_Dataset content:_
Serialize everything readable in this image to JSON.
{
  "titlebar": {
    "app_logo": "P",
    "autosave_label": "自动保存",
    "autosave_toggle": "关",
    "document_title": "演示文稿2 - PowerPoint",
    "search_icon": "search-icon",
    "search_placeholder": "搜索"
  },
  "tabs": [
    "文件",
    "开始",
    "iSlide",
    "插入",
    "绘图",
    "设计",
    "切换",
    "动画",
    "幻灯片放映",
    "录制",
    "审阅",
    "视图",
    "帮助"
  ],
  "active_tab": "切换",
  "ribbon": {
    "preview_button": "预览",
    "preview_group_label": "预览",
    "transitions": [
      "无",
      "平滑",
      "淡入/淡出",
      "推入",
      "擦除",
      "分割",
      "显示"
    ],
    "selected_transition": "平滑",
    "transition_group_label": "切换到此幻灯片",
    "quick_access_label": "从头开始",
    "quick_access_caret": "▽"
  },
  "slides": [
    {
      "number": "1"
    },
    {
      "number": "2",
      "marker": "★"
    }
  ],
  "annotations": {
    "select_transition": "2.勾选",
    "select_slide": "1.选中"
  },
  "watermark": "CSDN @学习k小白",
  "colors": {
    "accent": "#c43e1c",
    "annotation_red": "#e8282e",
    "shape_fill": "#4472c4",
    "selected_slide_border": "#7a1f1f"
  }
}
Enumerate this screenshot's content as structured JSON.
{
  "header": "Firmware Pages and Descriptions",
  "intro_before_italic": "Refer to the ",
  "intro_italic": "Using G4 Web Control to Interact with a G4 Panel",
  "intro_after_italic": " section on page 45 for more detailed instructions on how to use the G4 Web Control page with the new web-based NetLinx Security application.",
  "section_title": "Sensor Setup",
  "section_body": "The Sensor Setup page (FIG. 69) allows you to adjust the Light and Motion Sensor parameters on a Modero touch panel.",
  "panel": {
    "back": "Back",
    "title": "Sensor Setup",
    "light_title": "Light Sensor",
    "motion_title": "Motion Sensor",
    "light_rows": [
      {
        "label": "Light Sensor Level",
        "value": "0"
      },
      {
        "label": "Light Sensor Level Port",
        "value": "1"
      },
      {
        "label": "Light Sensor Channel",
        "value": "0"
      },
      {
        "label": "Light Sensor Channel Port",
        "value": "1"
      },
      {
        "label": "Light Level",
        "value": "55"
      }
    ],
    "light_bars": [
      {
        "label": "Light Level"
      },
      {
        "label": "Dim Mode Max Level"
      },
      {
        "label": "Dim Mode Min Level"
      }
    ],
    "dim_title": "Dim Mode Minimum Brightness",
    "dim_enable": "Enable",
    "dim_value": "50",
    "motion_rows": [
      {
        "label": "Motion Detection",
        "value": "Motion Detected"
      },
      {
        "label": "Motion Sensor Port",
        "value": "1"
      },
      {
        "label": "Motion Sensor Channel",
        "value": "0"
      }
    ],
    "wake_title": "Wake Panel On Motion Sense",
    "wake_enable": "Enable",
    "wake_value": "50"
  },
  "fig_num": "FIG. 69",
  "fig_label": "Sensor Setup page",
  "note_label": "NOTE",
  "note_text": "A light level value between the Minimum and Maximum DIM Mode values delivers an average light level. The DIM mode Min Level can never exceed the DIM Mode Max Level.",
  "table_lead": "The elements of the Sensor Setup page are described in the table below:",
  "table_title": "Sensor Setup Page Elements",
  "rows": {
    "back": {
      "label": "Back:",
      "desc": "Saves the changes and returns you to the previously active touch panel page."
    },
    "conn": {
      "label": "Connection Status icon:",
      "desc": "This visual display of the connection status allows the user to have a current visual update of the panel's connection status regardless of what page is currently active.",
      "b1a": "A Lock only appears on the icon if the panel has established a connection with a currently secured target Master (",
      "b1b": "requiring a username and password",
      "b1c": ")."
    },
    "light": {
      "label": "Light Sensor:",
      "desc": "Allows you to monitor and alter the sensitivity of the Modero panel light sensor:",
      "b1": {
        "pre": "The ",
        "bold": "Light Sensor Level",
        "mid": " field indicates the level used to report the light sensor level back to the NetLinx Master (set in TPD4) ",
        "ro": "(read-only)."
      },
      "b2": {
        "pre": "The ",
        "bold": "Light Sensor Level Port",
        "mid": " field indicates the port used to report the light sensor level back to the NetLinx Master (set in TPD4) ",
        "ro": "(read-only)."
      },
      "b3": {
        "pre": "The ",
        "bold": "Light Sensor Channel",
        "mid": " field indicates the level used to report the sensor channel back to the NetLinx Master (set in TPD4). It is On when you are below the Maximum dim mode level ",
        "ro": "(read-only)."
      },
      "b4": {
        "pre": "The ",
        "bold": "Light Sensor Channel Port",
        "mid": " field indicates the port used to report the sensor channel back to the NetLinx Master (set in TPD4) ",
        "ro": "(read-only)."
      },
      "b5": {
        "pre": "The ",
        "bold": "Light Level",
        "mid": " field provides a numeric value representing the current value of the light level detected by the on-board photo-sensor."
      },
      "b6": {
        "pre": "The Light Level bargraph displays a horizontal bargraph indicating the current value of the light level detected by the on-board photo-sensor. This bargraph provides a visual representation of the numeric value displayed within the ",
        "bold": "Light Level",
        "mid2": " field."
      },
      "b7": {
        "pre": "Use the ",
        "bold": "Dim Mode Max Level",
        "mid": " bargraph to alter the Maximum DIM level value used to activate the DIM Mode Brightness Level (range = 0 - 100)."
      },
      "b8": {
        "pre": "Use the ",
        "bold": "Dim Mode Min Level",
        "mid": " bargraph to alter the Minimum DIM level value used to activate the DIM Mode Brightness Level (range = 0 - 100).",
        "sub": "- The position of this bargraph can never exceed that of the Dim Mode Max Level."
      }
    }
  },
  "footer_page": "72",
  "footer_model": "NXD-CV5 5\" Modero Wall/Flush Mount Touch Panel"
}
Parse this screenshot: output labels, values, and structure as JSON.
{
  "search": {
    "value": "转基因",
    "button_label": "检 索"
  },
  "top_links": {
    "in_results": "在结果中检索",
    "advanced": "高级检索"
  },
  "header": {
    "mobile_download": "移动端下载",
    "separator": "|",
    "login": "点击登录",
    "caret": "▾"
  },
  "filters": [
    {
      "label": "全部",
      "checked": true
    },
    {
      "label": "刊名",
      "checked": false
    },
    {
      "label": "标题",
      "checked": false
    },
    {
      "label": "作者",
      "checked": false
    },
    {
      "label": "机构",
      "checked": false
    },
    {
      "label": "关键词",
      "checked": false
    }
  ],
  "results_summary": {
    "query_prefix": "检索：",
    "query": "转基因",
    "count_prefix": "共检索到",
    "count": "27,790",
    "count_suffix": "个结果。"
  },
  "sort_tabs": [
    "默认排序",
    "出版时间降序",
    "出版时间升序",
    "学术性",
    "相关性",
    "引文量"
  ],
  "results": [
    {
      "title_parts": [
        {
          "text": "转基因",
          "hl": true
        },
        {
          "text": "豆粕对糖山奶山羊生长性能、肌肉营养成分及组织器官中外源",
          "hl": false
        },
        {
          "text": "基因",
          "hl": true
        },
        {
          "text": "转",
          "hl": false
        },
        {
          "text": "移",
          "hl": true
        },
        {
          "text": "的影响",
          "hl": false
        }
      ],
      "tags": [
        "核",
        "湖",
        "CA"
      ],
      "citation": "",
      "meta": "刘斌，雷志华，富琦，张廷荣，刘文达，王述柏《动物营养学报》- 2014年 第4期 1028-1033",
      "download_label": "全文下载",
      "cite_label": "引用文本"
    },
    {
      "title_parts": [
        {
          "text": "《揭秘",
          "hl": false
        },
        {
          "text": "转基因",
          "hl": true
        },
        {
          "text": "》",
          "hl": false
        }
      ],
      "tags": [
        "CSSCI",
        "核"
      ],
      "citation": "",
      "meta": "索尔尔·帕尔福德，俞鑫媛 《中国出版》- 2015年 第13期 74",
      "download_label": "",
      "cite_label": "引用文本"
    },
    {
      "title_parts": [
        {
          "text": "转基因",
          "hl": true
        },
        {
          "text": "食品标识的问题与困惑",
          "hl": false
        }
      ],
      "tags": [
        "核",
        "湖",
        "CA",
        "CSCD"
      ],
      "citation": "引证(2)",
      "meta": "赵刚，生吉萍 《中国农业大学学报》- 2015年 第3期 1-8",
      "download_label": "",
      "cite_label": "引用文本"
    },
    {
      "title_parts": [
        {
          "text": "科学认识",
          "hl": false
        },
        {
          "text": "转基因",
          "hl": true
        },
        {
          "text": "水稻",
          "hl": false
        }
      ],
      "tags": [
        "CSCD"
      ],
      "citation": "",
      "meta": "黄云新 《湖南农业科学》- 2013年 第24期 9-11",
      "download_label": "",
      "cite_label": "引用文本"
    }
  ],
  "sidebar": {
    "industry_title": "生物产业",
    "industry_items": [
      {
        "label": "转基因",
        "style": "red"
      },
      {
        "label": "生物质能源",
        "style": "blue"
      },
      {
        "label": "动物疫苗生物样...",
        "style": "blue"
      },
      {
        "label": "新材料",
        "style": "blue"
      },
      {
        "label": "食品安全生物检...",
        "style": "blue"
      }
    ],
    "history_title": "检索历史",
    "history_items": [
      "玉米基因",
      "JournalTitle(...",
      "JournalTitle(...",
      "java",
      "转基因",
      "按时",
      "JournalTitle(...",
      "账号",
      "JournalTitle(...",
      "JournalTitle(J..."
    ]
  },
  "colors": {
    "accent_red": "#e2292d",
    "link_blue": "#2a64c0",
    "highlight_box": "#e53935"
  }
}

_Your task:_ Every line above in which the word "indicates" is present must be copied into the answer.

_Output below:_
        "mid": " field indicates the level used to report the light sensor level back to the NetLinx Master (set in TPD4) ",
        "mid": " field indicates the port used to report the light sensor level back to the NetLinx Master (set in TPD4) ",
        "mid": " field indicates the level used to report the sensor channel back to the NetLinx Master (set in TPD4). It is On when you are below the Maximum dim mode level ",
        "mid": " field indicates the port used to report the sensor channel back to the NetLinx Master (set in TPD4) ",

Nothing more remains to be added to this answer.